Dorie Clark is the author of “Reinventing You: Define Your Brand, Imagine Your Future” (Harvard Business Review Press, 2013). A former presidential campaign spokeswoman, she is also a frequent contributor to the Harvard Business Review and Forbes. Recognized as a
I took advantage of the free on-air broadcast. It was a marathon day jam-packed full of things that are rarely, if ever, included in branding discussions including business etiquette ( how to navigate awkward and uncomfortable situations) developing discernment regarding on your clients and associates, developing crucial relationships for clients, collaborators, mentors and sponsors, finding the appropriate social media channels for your business(es), and real-life examples from audience participation. Credit Dorie for my "aha" moment where it all came together resulting in focus and a clear idea of what my business is, my brand and a strategic plan I began implementing within hours after viewing the broadcast. This course is an absolute must for any creative with a business idea, a new business or an established business who wants to keep up with current business trends taught by a witty, intelligent, engaging, insightful, and inspiring instructor and equally informative guest speakers and who doesn't want to reinvent the wheel or spend a fortune going down rabbit holes. A very big shout out to Dorie and Creative Live - my creative go-to "peeps"!

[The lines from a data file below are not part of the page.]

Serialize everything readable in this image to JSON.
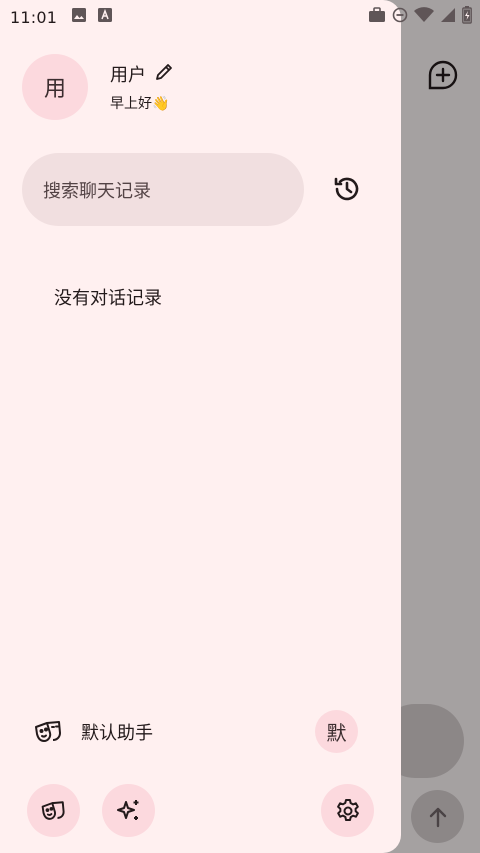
{
  "status_bar": {
    "time": "11:01",
    "left_icons": [
      "image-icon",
      "text-a-icon"
    ],
    "right_icons": [
      "briefcase-icon",
      "do-not-disturb-icon",
      "wifi-icon",
      "signal-icon",
      "battery-icon"
    ]
  },
  "drawer": {
    "avatar_text": "用",
    "user_name": "用户",
    "greeting": "早上好👋",
    "search_placeholder": "搜索聊天记录",
    "empty_text": "没有对话记录",
    "assistant_label": "默认助手",
    "assistant_badge": "默"
  },
  "colors": {
    "drawer_bg": "#fff0f0",
    "accent_pink": "#fcd9de",
    "search_bg": "#f1dfe0"
  }
}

Washeelah Youshreen Choomka
I came across Dorie Clark's work three days ago. I bought three of her online courses. I started with this course and I feel so grateful to her. She has done an amazing work and the course is awesome. I have been in politics before as a woman from a small island in the Indian Ocean and I wish I had done this course that time. The content is properly structured and Dorie's delivery is perfect! Thank you!

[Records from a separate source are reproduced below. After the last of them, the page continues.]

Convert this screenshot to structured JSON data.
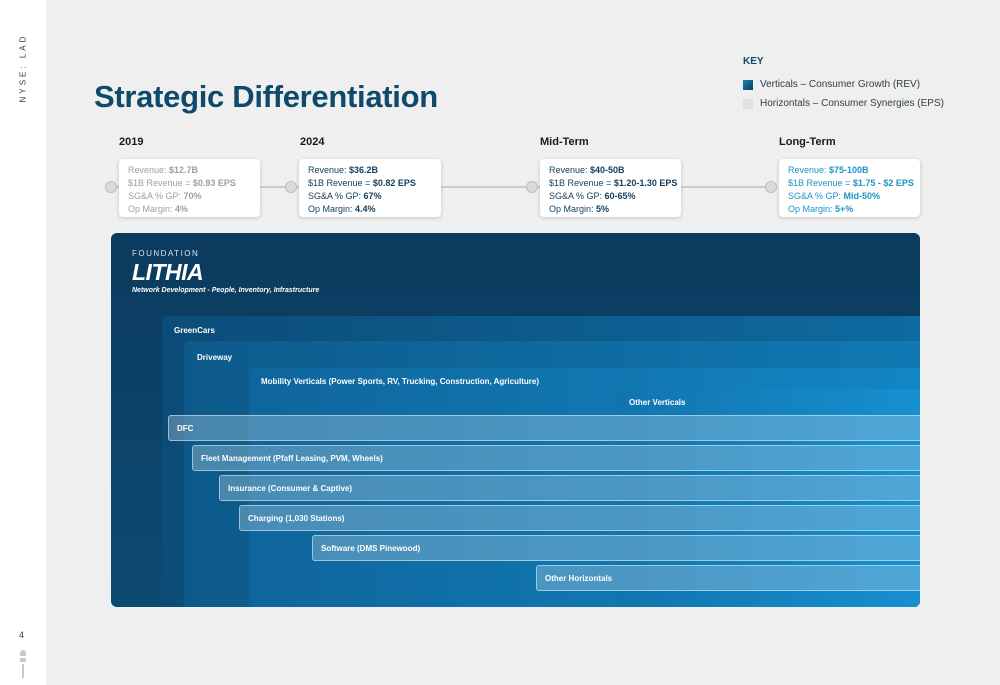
{
  "sidebar": {
    "ticker": "NYSE: LAD",
    "page_number": "4"
  },
  "title": "Strategic Differentiation",
  "key": {
    "title": "KEY",
    "items": [
      {
        "label": "Verticals  – Consumer Growth (REV)",
        "color": "#0e5a85"
      },
      {
        "label": "Horizontals – Consumer Synergies (EPS)",
        "color": "#dfe3e6"
      }
    ]
  },
  "timeline": [
    {
      "period": "2019",
      "revenue_label": "Revenue: ",
      "revenue": "$12.7B",
      "eps_label": "$1B Revenue = ",
      "eps": "$0.93 EPS",
      "sga_label": "SG&A % GP: ",
      "sga": "70%",
      "margin_label": "Op Margin: ",
      "margin": "4%"
    },
    {
      "period": "2024",
      "revenue_label": "Revenue: ",
      "revenue": "$36.2B",
      "eps_label": "$1B Revenue = ",
      "eps": "$0.82 EPS",
      "sga_label": "SG&A % GP: ",
      "sga": "67%",
      "margin_label": "Op Margin: ",
      "margin": "4.4%"
    },
    {
      "period": "Mid-Term",
      "revenue_label": "Revenue: ",
      "revenue": "$40-50B",
      "eps_label": "$1B Revenue = ",
      "eps": "$1.20-1.30 EPS",
      "sga_label": "SG&A % GP: ",
      "sga": "60-65%",
      "margin_label": "Op Margin: ",
      "margin": "5%"
    },
    {
      "period": "Long-Term",
      "revenue_label": "Revenue: ",
      "revenue": "$75-100B",
      "eps_label": "$1B Revenue = ",
      "eps": "$1.75 - $2 EPS",
      "sga_label": "SG&A % GP: ",
      "sga": "Mid-50%",
      "margin_label": "Op Margin: ",
      "margin": "5+%"
    }
  ],
  "foundation": {
    "label": "FOUNDATION",
    "logo_text": "LITHIA",
    "tagline": "Network Development - People, Inventory, Infrastructure"
  },
  "verticals": [
    "GreenCars",
    "Driveway",
    "Mobility Verticals (Power Sports, RV, Trucking, Construction, Agriculture)",
    "Other Verticals"
  ],
  "horizontals": [
    "DFC",
    "Fleet Management (Pfaff Leasing, PVM, Wheels)",
    "Insurance (Consumer & Captive)",
    "Charging (1,030 Stations)",
    "Software (DMS Pinewood)",
    "Other Horizontals"
  ]
}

Dorie is awesome. If a teacher can get me fully engaged while I'm taking a class from home, they are a great teacher! After taking this class, I felt inspired about my future. I learned new things and was affirmed on some existing knowledge which is also a good feeling. I would definitely take another class from her and feel this is an important class to revisit.